**About this exercise:**
Return every line of the data below that includes the string "Heiken".

Data about app and page elements
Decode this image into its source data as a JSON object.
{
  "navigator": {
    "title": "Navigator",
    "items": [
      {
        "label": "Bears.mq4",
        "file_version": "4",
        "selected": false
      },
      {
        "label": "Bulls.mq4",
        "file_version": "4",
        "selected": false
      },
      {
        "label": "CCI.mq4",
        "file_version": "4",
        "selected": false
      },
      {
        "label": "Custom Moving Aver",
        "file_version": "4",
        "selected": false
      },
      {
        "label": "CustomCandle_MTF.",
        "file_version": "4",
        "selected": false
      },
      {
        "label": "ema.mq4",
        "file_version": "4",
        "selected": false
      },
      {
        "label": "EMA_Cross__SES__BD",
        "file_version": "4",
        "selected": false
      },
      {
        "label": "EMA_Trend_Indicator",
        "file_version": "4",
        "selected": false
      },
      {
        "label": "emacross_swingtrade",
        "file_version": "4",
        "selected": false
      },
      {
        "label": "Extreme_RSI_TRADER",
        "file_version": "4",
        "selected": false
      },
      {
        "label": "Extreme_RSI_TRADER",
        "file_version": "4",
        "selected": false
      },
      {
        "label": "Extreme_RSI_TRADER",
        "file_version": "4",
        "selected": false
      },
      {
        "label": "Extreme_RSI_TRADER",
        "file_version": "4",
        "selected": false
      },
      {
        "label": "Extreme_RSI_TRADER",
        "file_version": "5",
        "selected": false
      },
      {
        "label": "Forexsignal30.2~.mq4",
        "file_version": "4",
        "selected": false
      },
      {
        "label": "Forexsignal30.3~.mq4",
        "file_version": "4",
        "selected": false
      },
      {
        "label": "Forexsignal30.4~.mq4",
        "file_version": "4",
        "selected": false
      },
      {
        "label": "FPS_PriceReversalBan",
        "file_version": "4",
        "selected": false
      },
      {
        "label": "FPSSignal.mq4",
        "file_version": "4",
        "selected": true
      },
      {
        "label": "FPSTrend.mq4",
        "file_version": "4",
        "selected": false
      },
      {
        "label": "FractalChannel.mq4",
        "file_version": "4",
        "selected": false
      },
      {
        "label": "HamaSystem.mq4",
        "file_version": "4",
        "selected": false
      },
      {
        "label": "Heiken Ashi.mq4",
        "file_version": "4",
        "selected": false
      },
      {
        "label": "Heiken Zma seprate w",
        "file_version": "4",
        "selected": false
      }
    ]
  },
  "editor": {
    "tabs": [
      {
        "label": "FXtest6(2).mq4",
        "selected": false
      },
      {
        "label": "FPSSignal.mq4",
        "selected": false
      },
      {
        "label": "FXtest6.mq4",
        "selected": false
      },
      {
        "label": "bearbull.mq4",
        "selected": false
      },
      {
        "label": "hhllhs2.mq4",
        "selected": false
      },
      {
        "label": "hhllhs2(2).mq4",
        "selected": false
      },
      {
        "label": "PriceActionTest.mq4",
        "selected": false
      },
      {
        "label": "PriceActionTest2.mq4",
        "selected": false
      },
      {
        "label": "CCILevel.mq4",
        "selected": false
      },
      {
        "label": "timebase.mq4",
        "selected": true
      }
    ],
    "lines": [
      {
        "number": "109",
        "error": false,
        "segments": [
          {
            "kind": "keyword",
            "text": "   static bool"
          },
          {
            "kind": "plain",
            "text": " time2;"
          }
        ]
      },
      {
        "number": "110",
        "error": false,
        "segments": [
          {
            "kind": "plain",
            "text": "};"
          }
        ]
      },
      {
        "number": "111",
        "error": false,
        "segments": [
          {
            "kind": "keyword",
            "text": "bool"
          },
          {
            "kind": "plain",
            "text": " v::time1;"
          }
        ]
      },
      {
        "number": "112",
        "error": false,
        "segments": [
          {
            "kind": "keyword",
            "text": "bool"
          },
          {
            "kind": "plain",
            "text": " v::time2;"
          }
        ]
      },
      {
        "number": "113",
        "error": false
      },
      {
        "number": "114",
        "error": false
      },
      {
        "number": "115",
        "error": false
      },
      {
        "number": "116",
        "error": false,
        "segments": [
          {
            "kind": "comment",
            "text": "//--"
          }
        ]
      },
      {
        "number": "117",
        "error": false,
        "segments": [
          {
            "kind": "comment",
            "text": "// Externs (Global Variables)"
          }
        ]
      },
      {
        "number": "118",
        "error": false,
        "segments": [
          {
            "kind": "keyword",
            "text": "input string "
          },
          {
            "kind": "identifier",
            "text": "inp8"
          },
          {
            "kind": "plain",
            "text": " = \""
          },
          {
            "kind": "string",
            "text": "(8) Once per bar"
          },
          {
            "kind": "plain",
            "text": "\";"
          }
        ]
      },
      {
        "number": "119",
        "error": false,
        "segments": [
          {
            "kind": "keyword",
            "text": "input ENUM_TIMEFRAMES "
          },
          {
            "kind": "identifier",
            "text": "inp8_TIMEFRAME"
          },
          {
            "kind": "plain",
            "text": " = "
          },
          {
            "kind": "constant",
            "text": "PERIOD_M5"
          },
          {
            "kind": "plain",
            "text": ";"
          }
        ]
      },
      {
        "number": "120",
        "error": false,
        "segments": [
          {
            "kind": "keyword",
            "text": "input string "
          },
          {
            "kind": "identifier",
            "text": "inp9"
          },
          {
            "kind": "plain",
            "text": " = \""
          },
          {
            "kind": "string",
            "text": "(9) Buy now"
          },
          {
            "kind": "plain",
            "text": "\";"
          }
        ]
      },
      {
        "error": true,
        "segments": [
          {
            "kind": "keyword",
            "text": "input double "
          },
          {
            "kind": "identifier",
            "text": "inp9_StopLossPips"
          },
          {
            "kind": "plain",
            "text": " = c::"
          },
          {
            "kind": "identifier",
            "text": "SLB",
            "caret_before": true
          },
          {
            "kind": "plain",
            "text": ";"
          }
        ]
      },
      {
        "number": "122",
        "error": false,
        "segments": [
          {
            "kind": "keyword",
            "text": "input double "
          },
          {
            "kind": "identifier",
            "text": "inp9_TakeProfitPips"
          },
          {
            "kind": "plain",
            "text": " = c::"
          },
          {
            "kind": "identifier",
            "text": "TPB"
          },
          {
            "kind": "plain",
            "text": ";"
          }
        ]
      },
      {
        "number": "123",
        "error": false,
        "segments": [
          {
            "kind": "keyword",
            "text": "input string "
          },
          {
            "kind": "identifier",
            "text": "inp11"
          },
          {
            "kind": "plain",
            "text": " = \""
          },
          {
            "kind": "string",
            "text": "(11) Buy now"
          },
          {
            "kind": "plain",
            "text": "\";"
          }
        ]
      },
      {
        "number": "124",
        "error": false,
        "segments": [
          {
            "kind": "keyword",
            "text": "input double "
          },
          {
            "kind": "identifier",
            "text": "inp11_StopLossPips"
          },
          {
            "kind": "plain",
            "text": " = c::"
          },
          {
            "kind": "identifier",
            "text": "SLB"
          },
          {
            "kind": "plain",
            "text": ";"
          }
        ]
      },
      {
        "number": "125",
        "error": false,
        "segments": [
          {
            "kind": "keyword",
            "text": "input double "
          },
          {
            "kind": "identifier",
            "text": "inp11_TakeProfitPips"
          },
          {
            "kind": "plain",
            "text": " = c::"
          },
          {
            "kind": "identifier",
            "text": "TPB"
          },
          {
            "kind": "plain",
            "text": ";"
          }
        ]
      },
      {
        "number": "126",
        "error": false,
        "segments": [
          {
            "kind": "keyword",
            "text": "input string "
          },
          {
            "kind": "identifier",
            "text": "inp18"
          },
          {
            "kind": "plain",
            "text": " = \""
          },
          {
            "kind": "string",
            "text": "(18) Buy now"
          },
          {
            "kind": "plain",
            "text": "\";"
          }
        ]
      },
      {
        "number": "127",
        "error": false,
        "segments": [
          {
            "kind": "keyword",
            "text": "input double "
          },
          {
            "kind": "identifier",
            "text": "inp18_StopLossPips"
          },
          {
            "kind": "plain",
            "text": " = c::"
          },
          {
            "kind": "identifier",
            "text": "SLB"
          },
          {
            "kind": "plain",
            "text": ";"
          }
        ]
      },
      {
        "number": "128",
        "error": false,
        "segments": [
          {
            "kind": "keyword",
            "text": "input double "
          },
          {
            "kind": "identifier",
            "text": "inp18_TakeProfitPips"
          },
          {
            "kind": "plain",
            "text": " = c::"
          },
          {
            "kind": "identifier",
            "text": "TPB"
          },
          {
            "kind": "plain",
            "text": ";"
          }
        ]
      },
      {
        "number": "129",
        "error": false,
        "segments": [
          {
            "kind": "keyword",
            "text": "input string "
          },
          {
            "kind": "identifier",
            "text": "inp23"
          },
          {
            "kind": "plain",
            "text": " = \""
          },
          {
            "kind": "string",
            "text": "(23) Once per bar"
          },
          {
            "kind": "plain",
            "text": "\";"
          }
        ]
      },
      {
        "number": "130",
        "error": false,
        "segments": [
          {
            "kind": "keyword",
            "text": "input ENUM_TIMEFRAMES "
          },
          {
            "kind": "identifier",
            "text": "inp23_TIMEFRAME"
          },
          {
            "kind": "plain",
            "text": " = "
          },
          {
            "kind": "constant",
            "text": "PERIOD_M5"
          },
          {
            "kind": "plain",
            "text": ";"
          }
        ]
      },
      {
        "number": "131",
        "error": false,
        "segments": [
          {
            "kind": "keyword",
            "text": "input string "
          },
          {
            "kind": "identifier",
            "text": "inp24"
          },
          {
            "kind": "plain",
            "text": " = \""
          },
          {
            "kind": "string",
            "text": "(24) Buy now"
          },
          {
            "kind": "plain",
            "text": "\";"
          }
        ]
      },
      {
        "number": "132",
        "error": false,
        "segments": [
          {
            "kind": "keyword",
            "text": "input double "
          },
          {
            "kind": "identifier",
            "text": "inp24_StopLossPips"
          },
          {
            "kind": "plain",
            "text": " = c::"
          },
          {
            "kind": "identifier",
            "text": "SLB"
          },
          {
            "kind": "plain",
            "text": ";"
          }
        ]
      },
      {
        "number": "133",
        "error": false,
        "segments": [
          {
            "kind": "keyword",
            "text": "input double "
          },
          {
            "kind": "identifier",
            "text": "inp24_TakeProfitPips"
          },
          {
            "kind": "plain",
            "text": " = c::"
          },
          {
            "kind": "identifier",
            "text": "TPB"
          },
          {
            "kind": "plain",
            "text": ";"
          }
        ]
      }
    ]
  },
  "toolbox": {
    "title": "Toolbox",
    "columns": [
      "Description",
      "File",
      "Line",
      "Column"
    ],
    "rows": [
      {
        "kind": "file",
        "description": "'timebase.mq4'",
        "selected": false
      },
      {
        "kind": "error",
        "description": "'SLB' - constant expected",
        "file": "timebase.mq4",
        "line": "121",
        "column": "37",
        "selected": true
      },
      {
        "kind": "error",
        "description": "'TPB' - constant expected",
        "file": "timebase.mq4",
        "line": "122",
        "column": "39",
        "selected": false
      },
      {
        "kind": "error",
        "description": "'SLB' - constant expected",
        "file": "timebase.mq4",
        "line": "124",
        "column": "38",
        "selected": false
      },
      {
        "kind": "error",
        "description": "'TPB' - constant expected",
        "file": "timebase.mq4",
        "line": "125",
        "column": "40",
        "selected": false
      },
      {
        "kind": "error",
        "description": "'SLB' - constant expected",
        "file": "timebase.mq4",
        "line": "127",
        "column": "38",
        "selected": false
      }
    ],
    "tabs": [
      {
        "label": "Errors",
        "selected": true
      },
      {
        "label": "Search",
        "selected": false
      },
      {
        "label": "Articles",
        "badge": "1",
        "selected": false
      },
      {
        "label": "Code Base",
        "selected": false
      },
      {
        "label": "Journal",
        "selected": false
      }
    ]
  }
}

**Task answer:**
        "label": "Heiken Ashi.mq4",
        "label": "Heiken Zma seprate w",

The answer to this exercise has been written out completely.